Okay, so that was Lake Hitchcock in Rocky Hill, it was actually plugged up for a few thousand years and then it broke free, it drained into the Long Island Sound and left the Connecticut River Delta. Isn’t that amazing? I get it, I get off on ice ages if you can tell. Okay, so here we have Lake Hitchcock. So what happened is the lake bed settled in this 30,000 acres and the lake bed left the perfect sandy loam soil for growing cigar tobacco. Okay, so we don’t know exactly the time period of when tobacco came into Connecticut. We think what happened was after the glacier receded that these seeds came up with indigenous tribes and came into the Connecticut region after the last ice age, but it’s unclear whether tobacco existed in the area you know back as far as 2 million years ago.

The strands that existed in Connecticut at the time were mainly strands called Nicotiana Rustica. Nicotiana Rustica is a wild tobacco plant that is the plant on the left, okay? What we consume as cigar smokers is the Nicotiana tobacco, which is on your right, okay? It’s a different plant structure, the Rustica is a much smaller plant, much smaller leaves, and the nicotine content in Nicotiana Rustica is about 10 to 12 times higher. Has anybody ever smoked Nicotiana Rustica in here? Oh my gosh. Okay, I smoked Nicotiana Rustica a few times. My first time was in Vietnam. I was heading to Hanoi, I stopped on the side of the road to use the restroom, and there was three gentlemen smoking a bamboo water pipe, and it didn’t smell like the lyrical chiba chiba, that other leaf, it smelled like tobacco. So I showed the interest, and the gentleman handed me the pipe, the bamboo water pipe, with a grin on their faces, and I proceeded to light it up, and I fell down on the back of my feet. I literally almost collapsed, and my head was spinning, and at that point, I kind of realized why the indigenous shaman used Rustica, right? The potency in the nicotine is what was used to really communicate with the spirit world. These strands were a bit too much for the Europeans that began to settle Connecticut in the 1600s. So early 1600s, Dutch traders navigate up to Connecticut River, a gentleman by the name of Adrian Block. Anyone familiar with Long Island Sound, Block Island is named after this gentleman. He began trading tobacco for the first time up and down the Connecticut River. This is where it really began. 
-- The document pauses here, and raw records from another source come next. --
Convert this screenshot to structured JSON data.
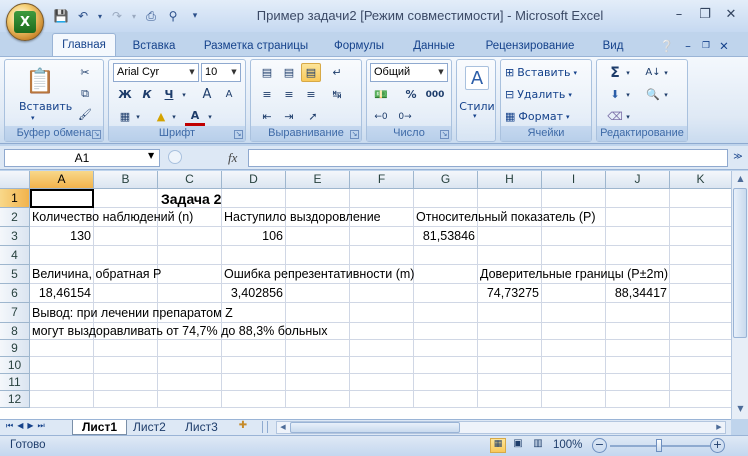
{
  "window": {
    "title": "Пример задачи2  [Режим совместимости] - Microsoft Excel",
    "logo": "X"
  },
  "qat": {
    "icons": [
      "save-icon",
      "undo-icon",
      "redo-icon",
      "print-icon",
      "preview-icon",
      "customize-icon"
    ]
  },
  "tabs": [
    "Главная",
    "Вставка",
    "Разметка страницы",
    "Формулы",
    "Данные",
    "Рецензирование",
    "Вид"
  ],
  "ribbon": {
    "clipboard": {
      "label": "Буфер обмена",
      "paste": "Вставить"
    },
    "font": {
      "label": "Шрифт",
      "name": "Arial Cyr",
      "size": "10",
      "bold": "Ж",
      "italic": "К",
      "underline": "Ч",
      "grow": "A",
      "shrink": "A",
      "color_letter": "A",
      "font_color": "#c00000"
    },
    "align": {
      "label": "Выравнивание"
    },
    "number": {
      "label": "Число",
      "format": "Общий",
      "percent": "%",
      "thousands": "000"
    },
    "styles": {
      "label": "Стили"
    },
    "cells": {
      "label": "Ячейки",
      "insert": "Вставить",
      "delete": "Удалить",
      "format": "Формат"
    },
    "editing": {
      "label": "Редактирование"
    }
  },
  "formula_bar": {
    "name_box": "A1",
    "fx": "fx",
    "content": ""
  },
  "columns": [
    "A",
    "B",
    "C",
    "D",
    "E",
    "F",
    "G",
    "H",
    "I",
    "J",
    "K"
  ],
  "rows": [
    "1",
    "2",
    "3",
    "4",
    "5",
    "6",
    "7",
    "8",
    "9",
    "10",
    "11",
    "12"
  ],
  "cells": {
    "C1": "Задача 2",
    "A2": "Количество наблюдений (n)",
    "D2": "Наступило выздоровление",
    "G2": "Относительный показатель (P)",
    "A3": "130",
    "D3": "106",
    "G3": "81,53846",
    "A5": "Величина, обратная P",
    "D5": "Ошибка репрезентативности (m)",
    "H5": "Доверительные границы (P±2m)",
    "A6": "18,46154",
    "D6": "3,402856",
    "H6": "74,73275",
    "J6": "88,34417",
    "A7": "Вывод: при лечении препаратом Z",
    "A8": "могут выздоравливать от 74,7% до 88,3% больных"
  },
  "sheets": [
    "Лист1",
    "Лист2",
    "Лист3"
  ],
  "status": {
    "ready": "Готово",
    "zoom": "100%"
  }
}
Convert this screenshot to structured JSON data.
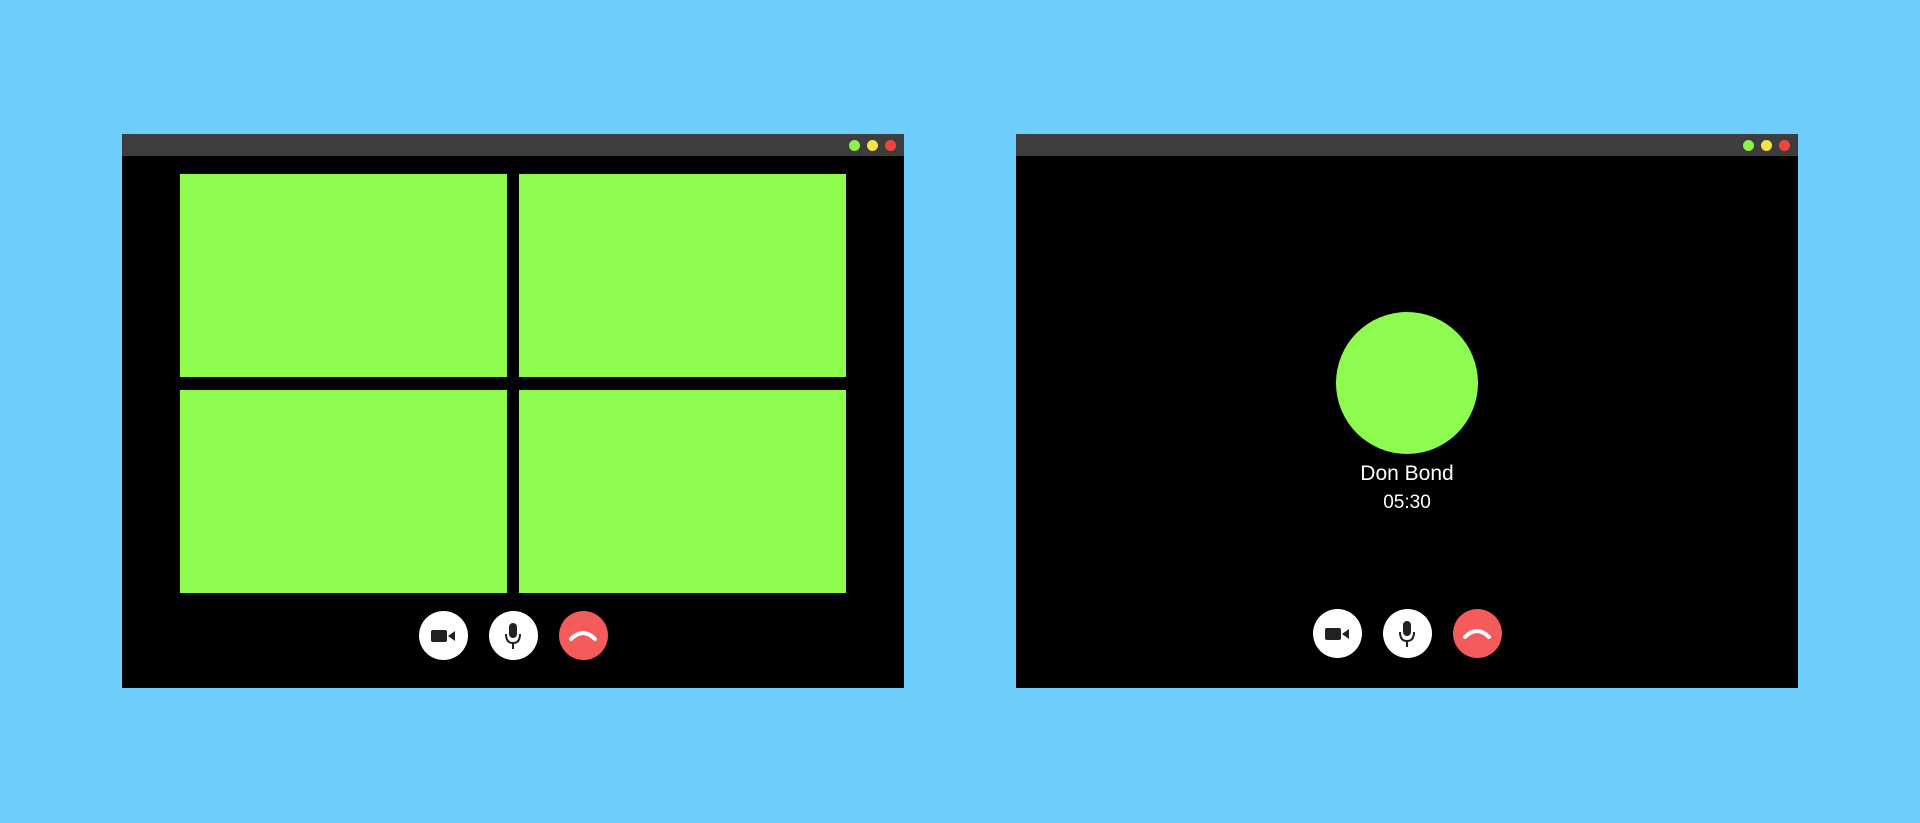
{
  "colors": {
    "background": "#6fcdfd",
    "window": "#000000",
    "titlebar": "#3d3d3d",
    "dot_green": "#8ef04f",
    "dot_yellow": "#f6e24a",
    "dot_red": "#f2443f",
    "video_tile": "#8efc4f",
    "control_button": "#ffffff",
    "end_call_button": "#f45c5c",
    "icon": "#222222"
  },
  "group_call": {
    "tiles": 4,
    "controls": [
      {
        "name": "camera-button",
        "icon": "video-camera-icon"
      },
      {
        "name": "microphone-button",
        "icon": "microphone-icon"
      },
      {
        "name": "end-call-button",
        "icon": "hang-up-phone-icon"
      }
    ]
  },
  "single_call": {
    "caller_name": "Don Bond",
    "call_duration": "05:30",
    "controls": [
      {
        "name": "camera-button",
        "icon": "video-camera-icon"
      },
      {
        "name": "microphone-button",
        "icon": "microphone-icon"
      },
      {
        "name": "end-call-button",
        "icon": "hang-up-phone-icon"
      }
    ]
  }
}
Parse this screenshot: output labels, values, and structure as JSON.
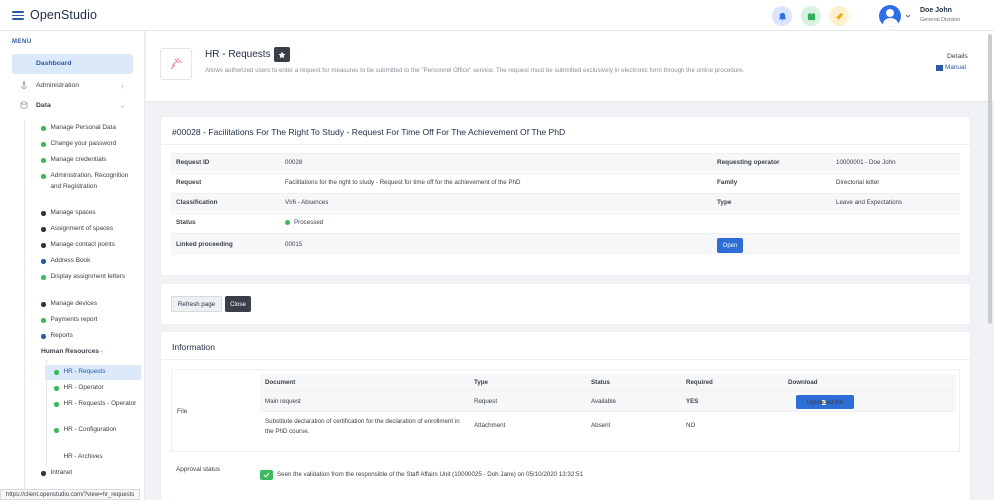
{
  "app": {
    "brand": "OpenStudio"
  },
  "user": {
    "name": "Doe John",
    "role": "General Division"
  },
  "sidebar": {
    "menu_label": "MENU",
    "dashboard": "Dashboard",
    "administration": "Administration",
    "data": "Data",
    "items": [
      {
        "label": "Manage Personal Data",
        "dot": "#3cb95c"
      },
      {
        "label": "Change your password",
        "dot": "#3cb95c"
      },
      {
        "label": "Manage credentials",
        "dot": "#3cb95c"
      },
      {
        "label": "Administration, Recognition and Registration",
        "dot": "#3cb95c"
      },
      {
        "label": "Manage spaces",
        "dot": "#2f3540"
      },
      {
        "label": "Assignment of spaces",
        "dot": "#2f3540"
      },
      {
        "label": "Manage contact points",
        "dot": "#2f3540"
      },
      {
        "label": "Address Book",
        "dot": "#2c5aa0"
      },
      {
        "label": "Display assignment letters",
        "dot": "#3cb95c"
      },
      {
        "label": "Manage devices",
        "dot": "#2f3540"
      },
      {
        "label": "Payments report",
        "dot": "#3cb95c"
      },
      {
        "label": "Reports",
        "dot": "#2c5aa0"
      }
    ],
    "hr_label": "Human Resources",
    "hr_items": [
      {
        "label": "HR - Requests",
        "dot": "#3cb95c"
      },
      {
        "label": "HR - Operator",
        "dot": "#3cb95c"
      },
      {
        "label": "HR - Requests - Operator",
        "dot": "#3cb95c"
      },
      {
        "label": "HR - Configuration",
        "dot": "#3cb95c"
      },
      {
        "label": "HR - Archives",
        "dot": ""
      }
    ],
    "intranet": "Intranet"
  },
  "header": {
    "title": "HR - Requests",
    "description": "Allows authorized users to enter a request for measures to be submitted to the \"Personnel Office\" service. The request must be submitted exclusively in electronic form through the online procedure.",
    "details": "Details",
    "manual": "Manual"
  },
  "request": {
    "title": "#00028 - Facilitations For The Right To Study - Request For Time Off For The Achievement Of The PhD",
    "fields": {
      "id_label": "Request ID",
      "id": "00028",
      "operator_label": "Requesting operator",
      "operator": "10000001 - Doe John",
      "request_label": "Request",
      "request": "Facilitations for the right to study - Request for time off for the achievement of the PhD",
      "family_label": "Family",
      "family": "Directorial letter",
      "class_label": "Classification",
      "class": "VI/6 - Absences",
      "type_label": "Type",
      "type": "Leave and Expectations",
      "status_label": "Status",
      "status": "Processed",
      "linked_label": "Linked proceeding",
      "linked": "00015",
      "open_label": "Open"
    }
  },
  "actions": {
    "refresh": "Refresh page",
    "close": "Close"
  },
  "information": {
    "title": "Information",
    "file_label": "File",
    "columns": [
      "Document",
      "Type",
      "Status",
      "Required",
      "Download"
    ],
    "rows": [
      {
        "document": "Main request",
        "type": "Request",
        "status": "Available",
        "required": "YES",
        "download": "Uploaded file"
      },
      {
        "document": "Substitute declaration of certification for the declaration of enrollment in the PhD course.",
        "type": "Attachment",
        "status": "Absent",
        "required": "NO",
        "download": ""
      }
    ],
    "approval_label": "Approval status",
    "approval_text": "Seen the validation from the responsible of the Staff Affairs Unit (10000025 - Doh Jane) on 05/10/2020 13:32:51"
  },
  "statusbar": {
    "url": "https://client.openstudio.com/?view=hr_requests"
  }
}
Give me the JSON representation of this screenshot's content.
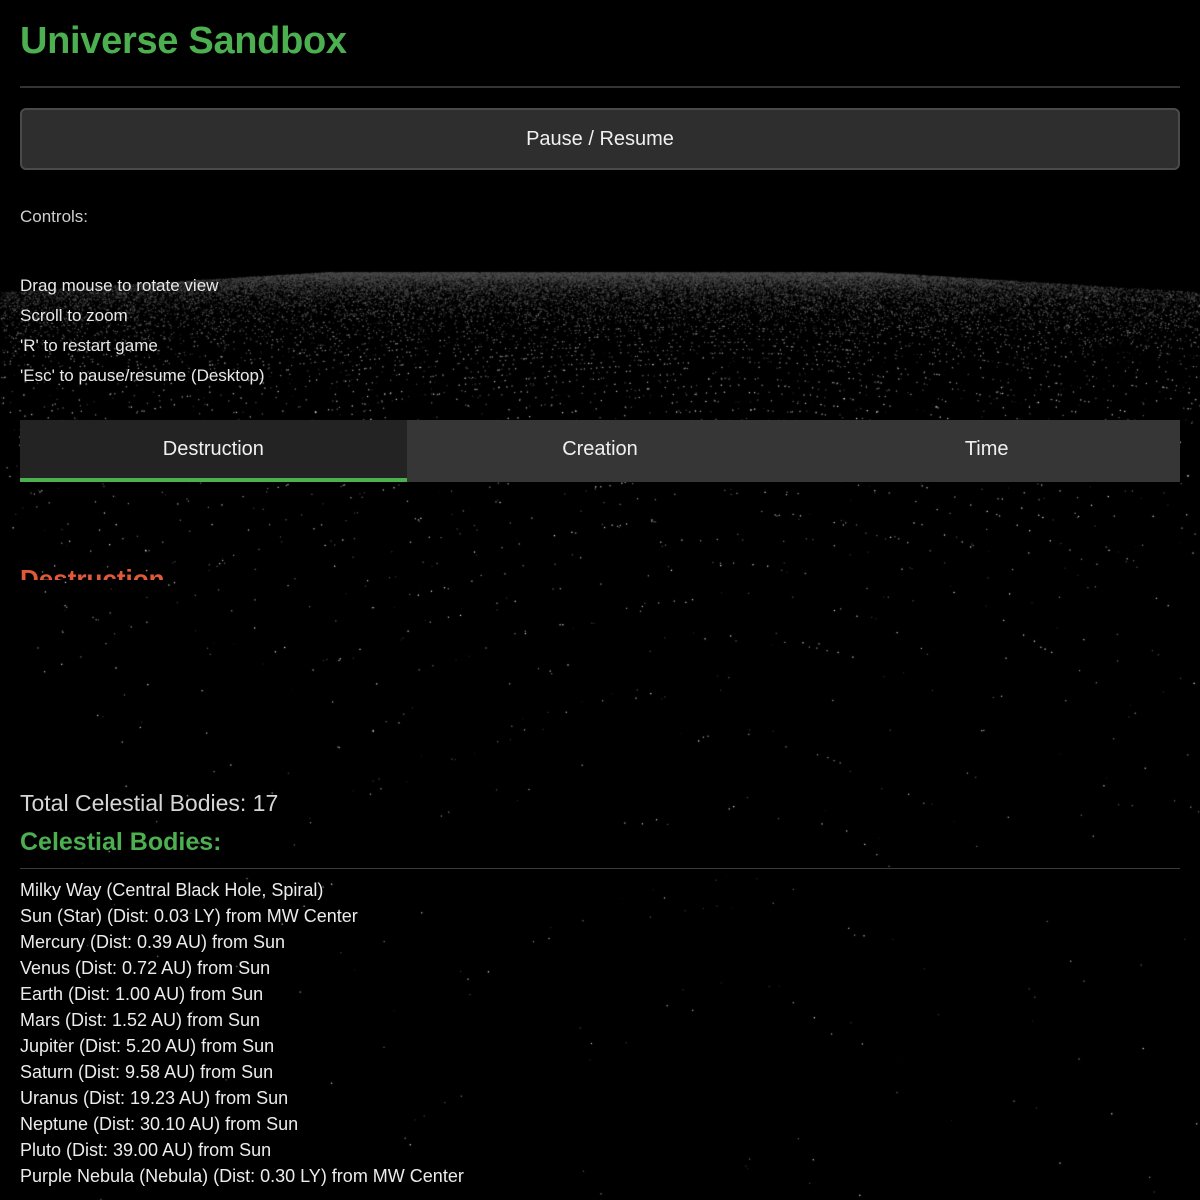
{
  "app": {
    "title": "Universe Sandbox",
    "accent_color": "#4caf50",
    "danger_color": "#e05a3a"
  },
  "toolbar": {
    "pause_label": "Pause / Resume"
  },
  "controls": {
    "label": "Controls:",
    "items": [
      "Drag mouse to rotate view",
      "Scroll to zoom",
      "'R' to restart game",
      "'Esc' to pause/resume (Desktop)"
    ]
  },
  "tabs": [
    {
      "label": "Destruction",
      "active": true
    },
    {
      "label": "Creation",
      "active": false
    },
    {
      "label": "Time",
      "active": false
    }
  ],
  "destruction": {
    "heading": "Destruction"
  },
  "stats": {
    "total_label": "Total Celestial Bodies: 17"
  },
  "bodies": {
    "heading": "Celestial Bodies:",
    "items": [
      "Milky Way (Central Black Hole, Spiral)",
      "Sun (Star) (Dist: 0.03 LY) from MW Center",
      "Mercury (Dist: 0.39 AU) from Sun",
      "Venus (Dist: 0.72 AU) from Sun",
      "Earth (Dist: 1.00 AU) from Sun",
      "Mars (Dist: 1.52 AU) from Sun",
      "Jupiter (Dist: 5.20 AU) from Sun",
      "Saturn (Dist: 9.58 AU) from Sun",
      "Uranus (Dist: 19.23 AU) from Sun",
      "Neptune (Dist: 30.10 AU) from Sun",
      "Pluto (Dist: 39.00 AU) from Sun",
      "Purple Nebula (Nebula) (Dist: 0.30 LY) from MW Center"
    ]
  }
}
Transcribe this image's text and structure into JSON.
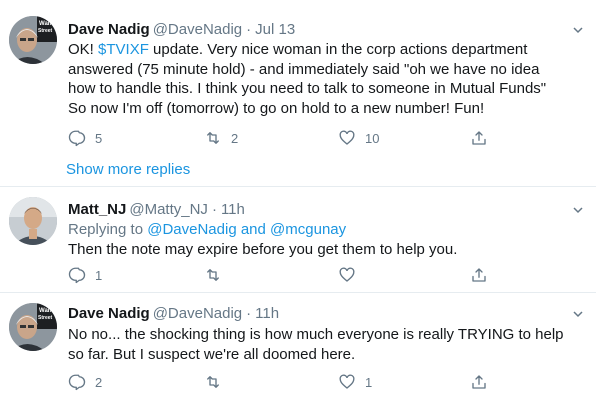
{
  "tweets": [
    {
      "name": "Dave Nadig",
      "handle": "@DaveNadig",
      "time": "Jul 13",
      "text_parts": [
        "OK! ",
        "$TVIXF",
        " update.  Very nice woman in the corp actions department answered (75 minute hold) - and immediately said \"oh we have no idea how to handle this.  I think you need to talk to someone in Mutual Funds\"  So now I'm off (tomorrow) to go on hold to a new number!  Fun!"
      ],
      "replies": "5",
      "retweets": "2",
      "likes": "10"
    },
    {
      "name": "Matt_NJ",
      "handle": "@Matty_NJ",
      "time": "11h",
      "replying_prefix": "Replying to ",
      "replying_to_1": "@DaveNadig",
      "replying_and": " and ",
      "replying_to_2": "@mcgunay",
      "text": "Then the note may expire before you get them to help you.",
      "replies": "1",
      "retweets": "",
      "likes": ""
    },
    {
      "name": "Dave Nadig",
      "handle": "@DaveNadig",
      "time": "11h",
      "text": "No no... the shocking thing is how much everyone is really TRYING  to help so far.  But I suspect we're all doomed here.",
      "replies": "2",
      "retweets": "",
      "likes": "1"
    }
  ],
  "show_more": "Show more replies",
  "dot": "·",
  "avatar_wall_text": [
    "Wall",
    "Street"
  ],
  "colors": {
    "link": "#1b95e0",
    "muted": "#657786",
    "text": "#14171a",
    "divider": "#e6ecf0"
  },
  "icons": [
    "reply-icon",
    "retweet-icon",
    "like-icon",
    "share-icon",
    "chevron-down-icon"
  ]
}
In the next installment, Nick Melilo dives into the differences between Connecticut Shade and Connecticut broadleaf, uncovering the beauty in these wonderful tobacco varietals. Stay tuned for Part Two!

Alex Mesrobian

Alex Mesrobian is a writer, stand-up comic and scratch DJ who resides in his birthplace, Los Angeles, CA. He has performed at colleges as well as several venues and festivals including the Comedy Store, Hollywood Improv, Ice House, Steve Allen Theater and others. He is currently a writer for the Emmy award-winning animation studio Klasky Csupo Inc.